What is Pragmatism?

A pragmatist is a person who makes plans to limit perceived threats by evaluating the power and magnitude of relevant resources. He or she may use logic, emotion, or a combination of both to make a plan. For instance, a pragmatist may think of a project as a set of goals that must be achieved.

Pragmatism is one of the major philosophical movements in the twentieth century. Its proponents argue that ideology has no meaning unless it has practical consequences. They also reject ideas that are not practical. This philosophy began in the United States during the late nineteenth century and has had a major impact on philosophy, politics, and other disciplines.

A central concept in Pragmatics is the idea that listeners track the flow of reference and syntactic clues within a conversation. For example, if a speaker says “Greet him/her,” the listener will understand that he or she is addressing the speaker as “I.” This idea is closely associated with Grice’s implicature theory.
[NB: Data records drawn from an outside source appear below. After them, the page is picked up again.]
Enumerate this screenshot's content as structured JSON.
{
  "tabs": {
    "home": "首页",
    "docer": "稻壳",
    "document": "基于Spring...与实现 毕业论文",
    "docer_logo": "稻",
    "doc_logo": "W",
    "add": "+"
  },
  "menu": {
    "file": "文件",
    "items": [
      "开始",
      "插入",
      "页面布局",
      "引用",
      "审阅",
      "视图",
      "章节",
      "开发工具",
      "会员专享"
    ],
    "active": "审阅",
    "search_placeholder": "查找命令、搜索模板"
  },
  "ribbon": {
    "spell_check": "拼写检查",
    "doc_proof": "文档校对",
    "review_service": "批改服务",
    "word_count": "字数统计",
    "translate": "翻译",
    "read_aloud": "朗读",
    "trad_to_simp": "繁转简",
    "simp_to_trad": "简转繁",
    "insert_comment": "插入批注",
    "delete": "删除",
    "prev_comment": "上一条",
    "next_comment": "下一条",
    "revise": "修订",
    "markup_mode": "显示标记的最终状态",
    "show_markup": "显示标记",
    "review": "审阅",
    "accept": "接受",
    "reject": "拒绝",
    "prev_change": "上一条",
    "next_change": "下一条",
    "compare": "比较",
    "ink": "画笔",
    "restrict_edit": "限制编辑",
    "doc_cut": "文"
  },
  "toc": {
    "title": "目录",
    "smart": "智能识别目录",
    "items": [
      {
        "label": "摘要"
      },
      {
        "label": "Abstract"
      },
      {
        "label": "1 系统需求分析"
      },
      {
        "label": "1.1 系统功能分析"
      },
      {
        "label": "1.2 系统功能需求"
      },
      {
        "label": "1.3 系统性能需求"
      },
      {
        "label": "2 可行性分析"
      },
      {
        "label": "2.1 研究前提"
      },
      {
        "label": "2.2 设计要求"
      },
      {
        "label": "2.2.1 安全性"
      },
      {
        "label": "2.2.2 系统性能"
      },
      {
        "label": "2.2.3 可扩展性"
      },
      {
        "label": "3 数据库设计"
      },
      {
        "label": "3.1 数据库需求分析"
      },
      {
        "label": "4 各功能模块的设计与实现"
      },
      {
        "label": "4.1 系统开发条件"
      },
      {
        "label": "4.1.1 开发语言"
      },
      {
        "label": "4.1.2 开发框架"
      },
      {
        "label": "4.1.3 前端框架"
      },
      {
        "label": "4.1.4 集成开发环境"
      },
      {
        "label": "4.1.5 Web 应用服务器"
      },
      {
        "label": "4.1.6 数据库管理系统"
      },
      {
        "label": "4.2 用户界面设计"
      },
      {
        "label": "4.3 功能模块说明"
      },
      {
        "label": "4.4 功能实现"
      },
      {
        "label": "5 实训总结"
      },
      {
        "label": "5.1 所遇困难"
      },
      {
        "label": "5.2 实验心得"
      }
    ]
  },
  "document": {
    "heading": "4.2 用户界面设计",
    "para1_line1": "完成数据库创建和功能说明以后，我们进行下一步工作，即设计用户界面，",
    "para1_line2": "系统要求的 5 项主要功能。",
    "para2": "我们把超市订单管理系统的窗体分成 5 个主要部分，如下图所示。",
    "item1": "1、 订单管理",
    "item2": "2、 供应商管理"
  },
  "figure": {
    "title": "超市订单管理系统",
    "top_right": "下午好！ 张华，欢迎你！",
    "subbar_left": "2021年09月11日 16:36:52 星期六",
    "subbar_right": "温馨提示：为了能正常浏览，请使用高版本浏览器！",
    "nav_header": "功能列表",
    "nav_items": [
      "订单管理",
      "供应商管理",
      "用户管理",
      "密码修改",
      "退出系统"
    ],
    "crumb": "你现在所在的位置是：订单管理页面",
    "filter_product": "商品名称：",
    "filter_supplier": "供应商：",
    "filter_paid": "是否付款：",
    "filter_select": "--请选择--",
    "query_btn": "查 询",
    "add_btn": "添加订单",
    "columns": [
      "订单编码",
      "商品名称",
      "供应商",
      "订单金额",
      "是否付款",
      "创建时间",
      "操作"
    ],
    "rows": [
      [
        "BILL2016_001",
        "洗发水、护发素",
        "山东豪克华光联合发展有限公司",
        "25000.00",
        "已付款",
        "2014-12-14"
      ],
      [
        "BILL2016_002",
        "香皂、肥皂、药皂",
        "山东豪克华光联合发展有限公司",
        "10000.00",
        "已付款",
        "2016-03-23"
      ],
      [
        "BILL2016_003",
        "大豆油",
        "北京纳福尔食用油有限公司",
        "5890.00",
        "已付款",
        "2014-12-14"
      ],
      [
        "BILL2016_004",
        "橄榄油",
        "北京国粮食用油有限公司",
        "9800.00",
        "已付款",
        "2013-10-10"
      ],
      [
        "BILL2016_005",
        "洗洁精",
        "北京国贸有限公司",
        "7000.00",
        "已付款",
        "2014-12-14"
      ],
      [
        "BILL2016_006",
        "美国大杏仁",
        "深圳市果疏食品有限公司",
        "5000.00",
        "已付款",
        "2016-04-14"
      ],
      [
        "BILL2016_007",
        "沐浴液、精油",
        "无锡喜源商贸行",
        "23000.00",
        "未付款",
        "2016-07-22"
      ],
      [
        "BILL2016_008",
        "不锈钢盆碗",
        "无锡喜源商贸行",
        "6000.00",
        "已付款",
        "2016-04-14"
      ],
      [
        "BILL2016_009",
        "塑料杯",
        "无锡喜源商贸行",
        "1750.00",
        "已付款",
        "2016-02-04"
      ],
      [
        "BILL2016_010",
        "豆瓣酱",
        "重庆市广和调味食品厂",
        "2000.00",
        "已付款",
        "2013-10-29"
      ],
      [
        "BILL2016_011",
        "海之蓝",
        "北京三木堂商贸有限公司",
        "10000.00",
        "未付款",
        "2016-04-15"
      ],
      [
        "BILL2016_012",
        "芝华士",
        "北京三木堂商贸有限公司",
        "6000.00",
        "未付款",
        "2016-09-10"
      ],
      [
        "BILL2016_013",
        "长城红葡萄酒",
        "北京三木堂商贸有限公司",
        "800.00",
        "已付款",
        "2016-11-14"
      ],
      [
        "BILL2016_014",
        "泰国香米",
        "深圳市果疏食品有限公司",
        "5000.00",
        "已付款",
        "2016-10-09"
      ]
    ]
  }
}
The intellectual center of pragmatism has shifted from North America to the rest of the world. Today, vibrant research networks exist in South America, Scandinavia, central Europe, and China. And there are several prominent figures in pragmatism. However, these networks may not be the sole focus of Pragmatic research.

Pragmatic ideas originated in discussions of the Harvard Metaphysical Club in the 1870s. Peirce further developed these ideas in the 1880s. The term gained wider recognition after James’ public lectures in 1898. James later used the term “pragmatism” to describe his own position in psychology.

A pragmatic maxim is a method for clarifying the meaning of abstract concepts. In particular, it points to a widely verificationist conception of linguistic meaning. It rejects the idea that there is no true world, nor that truths and facts can be unknown. In other words, the concept of truth is not an absolute, but rather a subjective concept that can be understood.

However, Pragmatism has two major flaws. The first is that it produces acceptable results, which does not mean that the idea is true. For example, you can use an invisible gremlin to keep children away from electrical outlets. If they get close to the outlet, they will be shocked.

The second is that pragmatics is context-sensitive. It considers the context in which a sign is used, as well as the person’s intention. During an everyday conversation, a person may be asked a question such as “Do you have any children?” In such a case, the pragmatic response will be a statement that assumes the speaker’s intent.

Aside from linguistics, pragmatics is also an academic field of study, focusing on the relationship between the speaker and their interpreter. It is related to philosophy, linguistics, and semiotics.